Thanks to the heavy lifting of former Attorney General Edwin Meese, the concept of "originalism" has gained serious traction within the judiciary, and even in academia.
On June 7, Meese will be honored as one of the four 2012 Bradley Prize recipients during a ceremony at the John F. Kennedy Center for Performing Arts in Washington, D.C. By calling attention to Meese's contributions to the conservative cause, the Lynde and Harry Bradley Foundation has performed a valuable service. If President Obama wins re-election, he could potentially remake the U.S. Supreme Court. For this reason alone, it is worth reviewing the former attorney general's key observations.
A critical turning point came in 1985 when Meese addressed the American Bar Association (ABA) in Washington. Here, he made the case for a jurisprudence rooted in the Constitution's text and its original meaning. Since President Obama could potentially remake the U.S. Supreme Court if he wins re-election, it is worth reviewing some of Meese's key observations.
"By seeking to judge policies in light of principles, rather than remold principles in light of policies, the Court could avoid the charge of incoherence and the charge of being either too conservative or too liberal," Meese explained in his ABA talk. "A jurisprudence seriously aimed at the explication of original intention would produce defensible principles of government that would not be tainted by ideological predilection. This belief in a jurisprudence of original intention also reflects a deeply rooted commitment to the idea of democracy."
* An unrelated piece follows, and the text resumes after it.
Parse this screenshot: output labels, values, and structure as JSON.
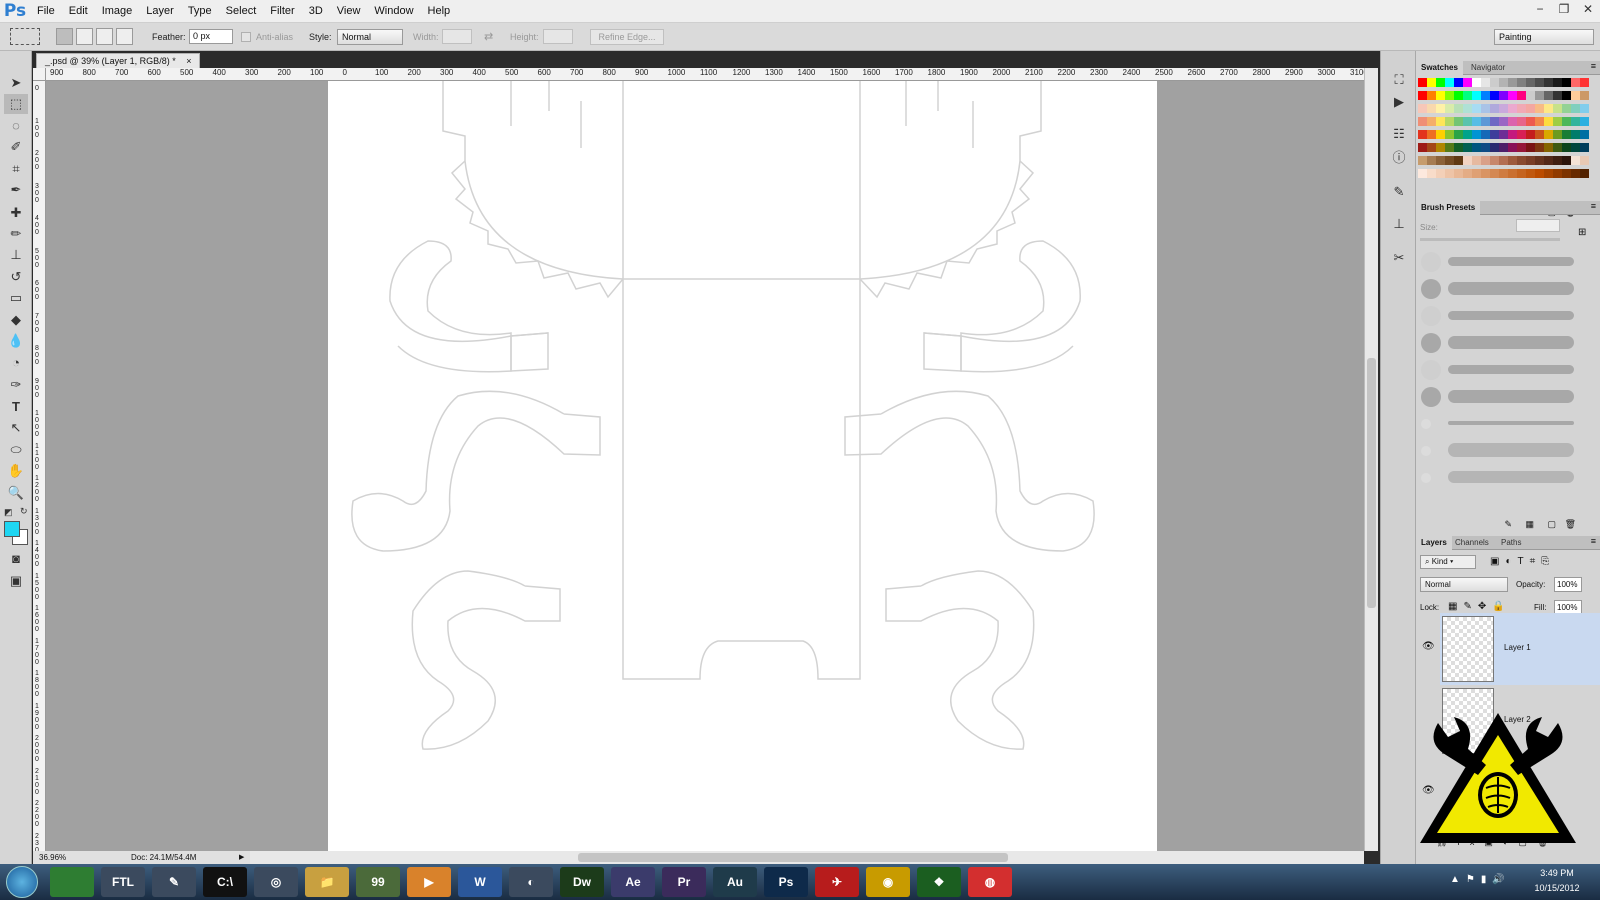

A close confidante to Governor Reagan and later President Reagan, Meese, who now chairs the Center for Legal and Judicial Studies at the Heritage Foundation, has been a potent intellectual force within the conservative movement.
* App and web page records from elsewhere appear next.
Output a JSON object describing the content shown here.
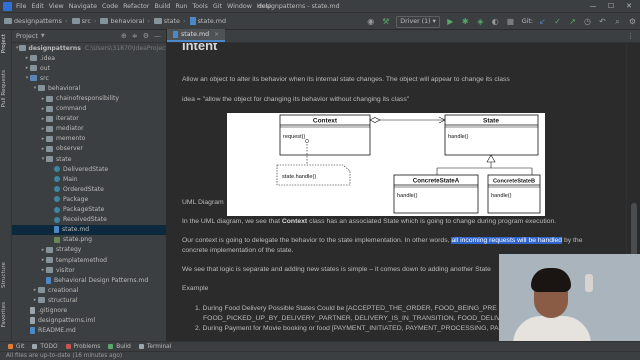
{
  "menu": {
    "items": [
      "File",
      "Edit",
      "View",
      "Navigate",
      "Code",
      "Refactor",
      "Build",
      "Run",
      "Tools",
      "Git",
      "Window",
      "Help"
    ],
    "window_title": "designpatterns - state.md",
    "window_controls": [
      "—",
      "☐",
      "✕"
    ]
  },
  "breadcrumb": [
    "designpatterns",
    "src",
    "behavioral",
    "state",
    "state.md"
  ],
  "toolbar": {
    "run_config": "Driver (1) ▾",
    "git_label": "Git:"
  },
  "left_strip": {
    "tabs": [
      "Project",
      "Pull Requests",
      "Structure",
      "Favorites"
    ]
  },
  "project_panel": {
    "title": "Project",
    "tools": [
      "⊕",
      "≑",
      "⚙",
      "—"
    ],
    "tree": [
      {
        "label": "designpatterns",
        "hint": "C:\\Users\\31870\\IdeaProjects\\de",
        "depth": 0,
        "icon": "folder",
        "arrow": "▾",
        "bold": true
      },
      {
        "label": ".idea",
        "depth": 1,
        "icon": "folder",
        "arrow": "▸"
      },
      {
        "label": "out",
        "depth": 1,
        "icon": "folder",
        "arrow": "▸"
      },
      {
        "label": "src",
        "depth": 1,
        "icon": "folder-blue",
        "arrow": "▾"
      },
      {
        "label": "behavioral",
        "depth": 2,
        "icon": "folder",
        "arrow": "▾"
      },
      {
        "label": "chainofresponsibility",
        "depth": 3,
        "icon": "folder",
        "arrow": "▸"
      },
      {
        "label": "command",
        "depth": 3,
        "icon": "folder",
        "arrow": "▸"
      },
      {
        "label": "iterator",
        "depth": 3,
        "icon": "folder",
        "arrow": "▸"
      },
      {
        "label": "mediator",
        "depth": 3,
        "icon": "folder",
        "arrow": "▸"
      },
      {
        "label": "memento",
        "depth": 3,
        "icon": "folder",
        "arrow": "▸"
      },
      {
        "label": "observer",
        "depth": 3,
        "icon": "folder",
        "arrow": "▸"
      },
      {
        "label": "state",
        "depth": 3,
        "icon": "folder",
        "arrow": "▾"
      },
      {
        "label": "DeliveredState",
        "depth": 4,
        "icon": "class",
        "arrow": ""
      },
      {
        "label": "Main",
        "depth": 4,
        "icon": "class",
        "arrow": ""
      },
      {
        "label": "OrderedState",
        "depth": 4,
        "icon": "class",
        "arrow": ""
      },
      {
        "label": "Package",
        "depth": 4,
        "icon": "class",
        "arrow": ""
      },
      {
        "label": "PackageState",
        "depth": 4,
        "icon": "class",
        "arrow": ""
      },
      {
        "label": "ReceivedState",
        "depth": 4,
        "icon": "class",
        "arrow": ""
      },
      {
        "label": "state.md",
        "depth": 4,
        "icon": "md",
        "arrow": "",
        "selected": true
      },
      {
        "label": "state.png",
        "depth": 4,
        "icon": "img",
        "arrow": ""
      },
      {
        "label": "strategy",
        "depth": 3,
        "icon": "folder",
        "arrow": "▸"
      },
      {
        "label": "templatemethod",
        "depth": 3,
        "icon": "folder",
        "arrow": "▸"
      },
      {
        "label": "visitor",
        "depth": 3,
        "icon": "folder",
        "arrow": "▸"
      },
      {
        "label": "Behavioral Design Patterns.md",
        "depth": 3,
        "icon": "md",
        "arrow": ""
      },
      {
        "label": "creational",
        "depth": 2,
        "icon": "folder",
        "arrow": "▸"
      },
      {
        "label": "structural",
        "depth": 2,
        "icon": "folder",
        "arrow": "▸"
      },
      {
        "label": ".gitignore",
        "depth": 1,
        "icon": "file",
        "arrow": ""
      },
      {
        "label": "designpatterns.iml",
        "depth": 1,
        "icon": "file",
        "arrow": ""
      },
      {
        "label": "README.md",
        "depth": 1,
        "icon": "md",
        "arrow": ""
      }
    ]
  },
  "editor_tab": {
    "label": "state.md",
    "close": "×"
  },
  "doc": {
    "heading": "Intent",
    "intent_text": "Allow an object to alter its behavior when its internal state changes. The object will appear to change its class",
    "idea_text": "idea = \"allow the object for changing its behavior without changing its class\"",
    "uml_caption": "UML Diagram",
    "p1_before": "In the UML diagram, we see that ",
    "p1_bold": "Context",
    "p1_after": " class has an associated State which is going to change during program execution.",
    "p2_before": "Our context is going to delegate the behavior to the state implementation. In other words, ",
    "p2_highlight": "all incoming requests will be handled",
    "p2_after": " by the",
    "p2_line2": "concrete implementation of the state.",
    "p3": "We see that logic is separate and adding new states is simple – it comes down to adding another State",
    "example_label": "Example",
    "list_item1_line1": "1. During Food Delivery Possible States Could be [ACCEPTED_THE_ORDER, FOOD_BEING_PRE",
    "list_item1_line2": "FOOD_PICKED_UP_BY_DELIVERY_PARTNER, DELIVERY_IS_IN_TRANSITION, FOOD_DELIV",
    "list_item2": "2. During Payment for Movie booking or food [PAYMENT_INITIATED, PAYMENT_PROCESSING, PA"
  },
  "uml": {
    "context_title": "Context",
    "context_method": "request()",
    "state_title": "State",
    "state_method": "handle()",
    "note_text": "state.handle()",
    "concrete_a_title": "ConcreteStateA",
    "concrete_a_method": "handle()",
    "concrete_b_title": "ConcreteStateB",
    "concrete_b_method": "handle()"
  },
  "bottom_tools": [
    "Git",
    "TODO",
    "Problems",
    "Build",
    "Terminal"
  ],
  "status": "All files are up-to-date (16 minutes ago)"
}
"Ed Meese has been an invaluable public servant," said Michael Grebe, president and chief executive officer of the Bradley Foundation. "His entire career has been devoted to upholding the rule of law and making the nation more secure."
Meese's 1985 ABA speech jolted Washington's liberal establishment. Supreme Court Justice William Brennan accused originalists of "arrogance cloaked as humility" during a talk at Georgetown University that same year.
There was no reliable way modern judges could properly discern original meaning, he argued.
But Meese was unrelenting.
In subsequent speeches, he continued to hammer home the idea that judges should not substitute their own political convictions in the place of fixed constitutional meanings.
Given how narrowly divided the U.S. Supreme Court is between constitutionalists and activists, Gov. Mitt Romney would do well to channel Meese's commentary on originalist jurisprudence.